▸ HOW TO COMPLETE THIS TASK: Show every line in the records below that contains the word "https".

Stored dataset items
╭──

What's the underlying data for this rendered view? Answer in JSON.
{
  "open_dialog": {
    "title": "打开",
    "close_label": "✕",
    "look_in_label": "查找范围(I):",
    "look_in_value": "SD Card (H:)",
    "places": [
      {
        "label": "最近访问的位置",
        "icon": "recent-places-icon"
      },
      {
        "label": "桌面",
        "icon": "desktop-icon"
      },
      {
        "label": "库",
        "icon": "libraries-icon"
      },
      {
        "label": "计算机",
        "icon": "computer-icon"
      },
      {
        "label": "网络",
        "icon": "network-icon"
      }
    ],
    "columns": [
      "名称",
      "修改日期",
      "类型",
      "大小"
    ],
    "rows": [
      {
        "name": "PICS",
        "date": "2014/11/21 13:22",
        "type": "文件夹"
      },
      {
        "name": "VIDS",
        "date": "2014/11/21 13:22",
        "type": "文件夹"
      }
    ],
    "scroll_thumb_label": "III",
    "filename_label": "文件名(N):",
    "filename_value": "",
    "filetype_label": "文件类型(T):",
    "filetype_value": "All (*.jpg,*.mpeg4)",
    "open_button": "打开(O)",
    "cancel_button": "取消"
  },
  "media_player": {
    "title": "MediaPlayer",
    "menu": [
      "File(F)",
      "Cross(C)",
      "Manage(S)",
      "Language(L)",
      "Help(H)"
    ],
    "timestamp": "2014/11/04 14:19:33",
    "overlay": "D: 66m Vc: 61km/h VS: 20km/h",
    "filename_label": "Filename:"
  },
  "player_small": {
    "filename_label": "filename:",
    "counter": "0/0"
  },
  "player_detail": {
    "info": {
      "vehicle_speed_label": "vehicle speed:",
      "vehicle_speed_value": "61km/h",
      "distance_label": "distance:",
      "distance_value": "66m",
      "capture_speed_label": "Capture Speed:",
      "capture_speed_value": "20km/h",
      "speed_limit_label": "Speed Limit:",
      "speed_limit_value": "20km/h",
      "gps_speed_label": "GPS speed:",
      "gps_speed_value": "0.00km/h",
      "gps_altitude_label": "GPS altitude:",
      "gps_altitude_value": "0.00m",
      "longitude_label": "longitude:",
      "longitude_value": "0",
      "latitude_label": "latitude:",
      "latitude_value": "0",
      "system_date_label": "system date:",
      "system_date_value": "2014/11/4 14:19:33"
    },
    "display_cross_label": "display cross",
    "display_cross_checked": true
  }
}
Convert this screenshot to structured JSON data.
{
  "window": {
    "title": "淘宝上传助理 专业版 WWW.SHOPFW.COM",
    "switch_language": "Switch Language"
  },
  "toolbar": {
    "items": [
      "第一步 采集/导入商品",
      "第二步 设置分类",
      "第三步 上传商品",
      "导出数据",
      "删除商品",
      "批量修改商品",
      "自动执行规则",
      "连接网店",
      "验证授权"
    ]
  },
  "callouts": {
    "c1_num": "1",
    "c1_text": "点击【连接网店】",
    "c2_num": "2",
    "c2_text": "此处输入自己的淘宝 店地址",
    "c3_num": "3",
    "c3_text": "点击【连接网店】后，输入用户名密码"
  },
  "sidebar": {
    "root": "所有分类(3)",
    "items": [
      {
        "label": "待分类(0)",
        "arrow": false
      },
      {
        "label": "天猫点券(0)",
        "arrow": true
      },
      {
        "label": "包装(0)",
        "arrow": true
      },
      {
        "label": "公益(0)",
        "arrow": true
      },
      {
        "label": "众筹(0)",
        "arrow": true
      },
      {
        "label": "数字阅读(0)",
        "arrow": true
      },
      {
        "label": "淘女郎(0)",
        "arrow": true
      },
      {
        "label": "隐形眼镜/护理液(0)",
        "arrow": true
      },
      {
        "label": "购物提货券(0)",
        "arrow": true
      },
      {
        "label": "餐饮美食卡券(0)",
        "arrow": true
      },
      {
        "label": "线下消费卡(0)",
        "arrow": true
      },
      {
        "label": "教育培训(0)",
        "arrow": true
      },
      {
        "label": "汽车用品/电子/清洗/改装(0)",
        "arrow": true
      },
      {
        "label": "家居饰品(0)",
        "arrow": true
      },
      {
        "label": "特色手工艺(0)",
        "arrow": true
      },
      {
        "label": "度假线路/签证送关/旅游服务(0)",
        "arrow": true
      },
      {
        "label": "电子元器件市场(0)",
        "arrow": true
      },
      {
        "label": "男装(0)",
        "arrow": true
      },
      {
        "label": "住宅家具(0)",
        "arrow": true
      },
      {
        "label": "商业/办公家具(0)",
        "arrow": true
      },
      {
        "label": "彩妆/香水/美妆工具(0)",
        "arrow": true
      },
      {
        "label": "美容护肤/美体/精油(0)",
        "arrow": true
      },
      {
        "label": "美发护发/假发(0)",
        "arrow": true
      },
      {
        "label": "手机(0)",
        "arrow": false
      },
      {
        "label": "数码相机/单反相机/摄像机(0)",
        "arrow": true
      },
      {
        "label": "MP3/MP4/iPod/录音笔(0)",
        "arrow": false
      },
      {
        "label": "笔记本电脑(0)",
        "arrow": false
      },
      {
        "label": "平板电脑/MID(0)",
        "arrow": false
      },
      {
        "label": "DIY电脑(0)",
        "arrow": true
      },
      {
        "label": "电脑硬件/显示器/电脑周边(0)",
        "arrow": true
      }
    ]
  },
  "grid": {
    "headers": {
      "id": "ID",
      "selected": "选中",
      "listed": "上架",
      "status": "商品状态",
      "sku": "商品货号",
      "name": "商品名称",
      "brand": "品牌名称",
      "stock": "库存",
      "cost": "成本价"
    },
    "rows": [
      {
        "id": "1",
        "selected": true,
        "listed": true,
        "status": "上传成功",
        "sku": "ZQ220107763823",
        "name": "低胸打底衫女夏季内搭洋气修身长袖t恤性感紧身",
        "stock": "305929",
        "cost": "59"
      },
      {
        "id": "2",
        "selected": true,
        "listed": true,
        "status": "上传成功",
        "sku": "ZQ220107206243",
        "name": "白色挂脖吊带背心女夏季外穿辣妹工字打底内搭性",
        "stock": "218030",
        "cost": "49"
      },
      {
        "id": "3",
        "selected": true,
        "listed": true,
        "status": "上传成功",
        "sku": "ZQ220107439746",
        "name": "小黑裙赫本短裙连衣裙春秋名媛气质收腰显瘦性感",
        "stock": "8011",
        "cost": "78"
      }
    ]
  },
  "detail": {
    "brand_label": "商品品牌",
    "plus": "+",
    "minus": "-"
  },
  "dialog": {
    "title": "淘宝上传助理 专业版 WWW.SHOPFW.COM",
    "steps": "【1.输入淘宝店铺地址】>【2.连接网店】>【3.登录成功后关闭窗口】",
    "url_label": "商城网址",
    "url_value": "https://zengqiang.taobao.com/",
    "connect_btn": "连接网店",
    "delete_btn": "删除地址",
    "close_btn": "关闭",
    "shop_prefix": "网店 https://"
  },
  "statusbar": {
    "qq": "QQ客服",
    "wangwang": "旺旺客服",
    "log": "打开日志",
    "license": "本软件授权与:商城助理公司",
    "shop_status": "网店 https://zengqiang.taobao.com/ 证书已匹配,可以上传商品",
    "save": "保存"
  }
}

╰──

▸ ANSWER TO THIS TASK:
    "url_value": "https://zengqiang.taobao.com/",
    "shop_prefix": "网店 https://"
    "shop_status": "网店 https://zengqiang.taobao.com/ 证书已匹配,可以上传商品",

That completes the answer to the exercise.